Exact copies of all the records below should be returned.

(Exercise materials Opens)

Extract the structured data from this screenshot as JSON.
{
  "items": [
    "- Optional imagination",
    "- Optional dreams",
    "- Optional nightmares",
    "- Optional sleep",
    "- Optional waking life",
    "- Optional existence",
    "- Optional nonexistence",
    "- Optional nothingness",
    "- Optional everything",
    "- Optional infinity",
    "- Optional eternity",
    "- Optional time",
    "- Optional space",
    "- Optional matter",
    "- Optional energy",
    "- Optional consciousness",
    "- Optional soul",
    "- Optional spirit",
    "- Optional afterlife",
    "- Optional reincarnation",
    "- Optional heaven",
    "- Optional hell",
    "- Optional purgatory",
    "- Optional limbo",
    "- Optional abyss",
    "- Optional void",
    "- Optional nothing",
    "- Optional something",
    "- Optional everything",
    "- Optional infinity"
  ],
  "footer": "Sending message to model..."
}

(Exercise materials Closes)

▸ **Solution to this exercise**
Extract the structured data from this screenshot as JSON.
{
  "items": [
    "- Optional imagination",
    "- Optional dreams",
    "- Optional nightmares",
    "- Optional sleep",
    "- Optional waking life",
    "- Optional existence",
    "- Optional nonexistence",
    "- Optional nothingness",
    "- Optional everything",
    "- Optional infinity",
    "- Optional eternity",
    "- Optional time",
    "- Optional space",
    "- Optional matter",
    "- Optional energy",
    "- Optional consciousness",
    "- Optional soul",
    "- Optional spirit",
    "- Optional afterlife",
    "- Optional reincarnation",
    "- Optional heaven",
    "- Optional hell",
    "- Optional purgatory",
    "- Optional limbo",
    "- Optional abyss",
    "- Optional void",
    "- Optional nothing",
    "- Optional something",
    "- Optional everything",
    "- Optional infinity"
  ],
  "footer": "Sending message to model..."
}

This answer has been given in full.